ENERGY | ENERGY STORAGE (UTILITIES)
RANKING AND RESULTS BY 2050 #77
AN ENABLING TECHNOLOGY—COST AND SAVINGS
ARE EMBEDDED IN RENEWABLE ENERGY
About eleven thousand years ago, when we humans shifted from hunter-gatherer mode to permanent settlements and agriculture, we started learning about storage. We had no choice, really, because those first crops yielded temporary surpluses that had to be protected from mice and humidity. Earthen, wooden, then ceramic granaries were the early answers. Nowadays we excel at storage. If we make it, we contain it… with one notable exception. The most fundamental commodity in the industrialized world—electricity—is one for which storage in volume has not been considered. What is the hedge against brownouts, blackouts, and inefficiency. In the absence of large-scale energy storage, utilities rely on highly polluting “peaker” plants that they rev up to meet high demand. As we seek to reduce emissions from electricity production and enable the shift to variable renewable sources of power, storage is doubly vital.
How does a utility store large amounts of electricity? One option is pumping water from lower reservoirs into higher ones, ideally fifteen hundred feet higher. The water is released back down into the lower reservoir as needed and runs through power generation turbines. Utilities pump the water at night, when electrical power is in surplus, and bring it down again when demand and prices peak. IN an example, General Electric has teamed up with a German company to create energy when there is no wind. The project requires a sloping topography with four wind turbines working in concert to generate energy to pump water from a reservoir at a lower elevation to a reservoir at a higher elevation. When wind is lacking or demand is high, the water flowing downhill powers a conventional hydroelectric plant. All told, there are more than two hundred pumped storage systems in the world at present, accounting for 97 percent of global storage capacity. It is an opportunity that works when topography obliges.
Nevada is experimenting with energy storage by rail. Here where there is no water, gravity can still be enlisted.
Concentrated solar power plants are also at the forefront of energy storage, where molten salt is used to hold heat until it is needed to generate electricity.
Then, there are batteries at scale. Some utilities are installing banks of lithium-ion batteries to help meet peak demand. By 2021, Los Angeles plans to take it natural gas peaker plant off-line, replacing it with eighteen thousand batteries that will be charged by wind power at night and solar in the morning, while energy needs are low. And dozens of start-ups and established companies are racing to create low-cost, low-toxicity, and safe (no spontaneous ignition) batteries that will revolutionize energy storage from flashlights to utilities—batteries of the future.

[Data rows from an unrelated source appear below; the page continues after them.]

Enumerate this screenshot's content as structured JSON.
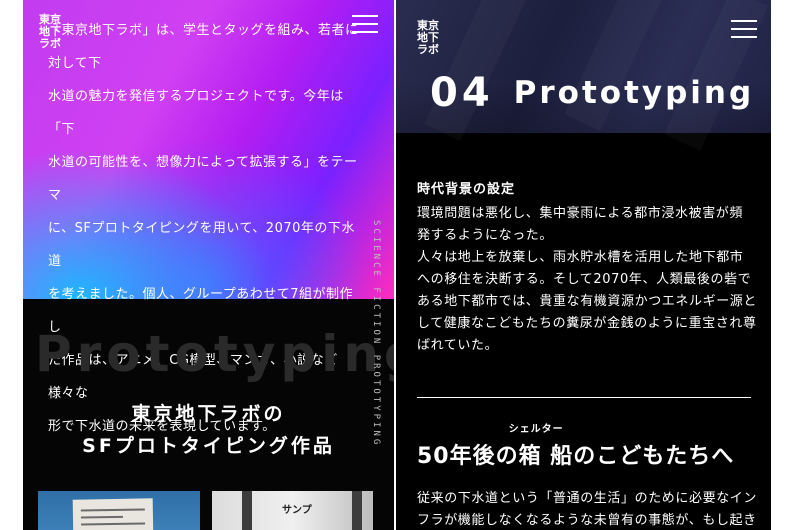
{
  "left": {
    "brand": [
      "東京",
      "地下",
      "ラボ"
    ],
    "intro_lines": [
      "「東京地下ラボ」は、学生とタッグを組み、若者に対して下",
      "水道の魅力を発信するプロジェクトです。今年は「下",
      "水道の可能性を、想像力によって拡張する」をテーマ",
      "に、SFプロトタイピングを用いて、2070年の下水道",
      "を考えました。個人、グループあわせて7組が制作し",
      "た作品は、アニメ、CG模型、マンガ、小説など様々な",
      "形で下水道の未来を表現しています。"
    ],
    "ghost_title": "Prototyping",
    "works_title": [
      "東京地下ラボの",
      "SFプロトタイピング作品"
    ],
    "vertical_label": "SCIENCE FICTION PROTOTYPING",
    "thumb2_text": "サンプ"
  },
  "right": {
    "brand": [
      "東京",
      "地下",
      "ラボ"
    ],
    "chapter_num": "04",
    "chapter_name": "Prototyping",
    "section_head": "時代背景の設定",
    "para_lines": [
      "環境問題は悪化し、集中豪雨による都市浸水被害が頻",
      "発するようになった。",
      "人々は地上を放棄し、雨水貯水槽を活用した地下都市",
      "への移住を決断する。そして2070年、人類最後の砦で",
      "ある地下都市では、貴重な有機資源かつエネルギー源と",
      "して健康なこどもたちの糞尿が金銭のように重宝され尊",
      "ばれていた。"
    ],
    "big_head_before": "50年後の",
    "big_head_ruby_base": "箱 船",
    "big_head_ruby": "シェルター",
    "big_head_after": "のこどもたちへ",
    "para2_lines": [
      "従来の下水道という「普通の生活」のために必要なイン",
      "フラが機能しなくなるような未曾有の事態が、もし起きて"
    ]
  }
}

IMPACT: Taken on its own, the production of energy storage does not reduce emissions; instead, energy storage enables adoption of wind and solar energy. No carbon impact numbers are included above in order to prevent double counting with the variable renewable energy solutions themselves. As with other forms of grid flexibility, the costs and total growth are not modeled directly.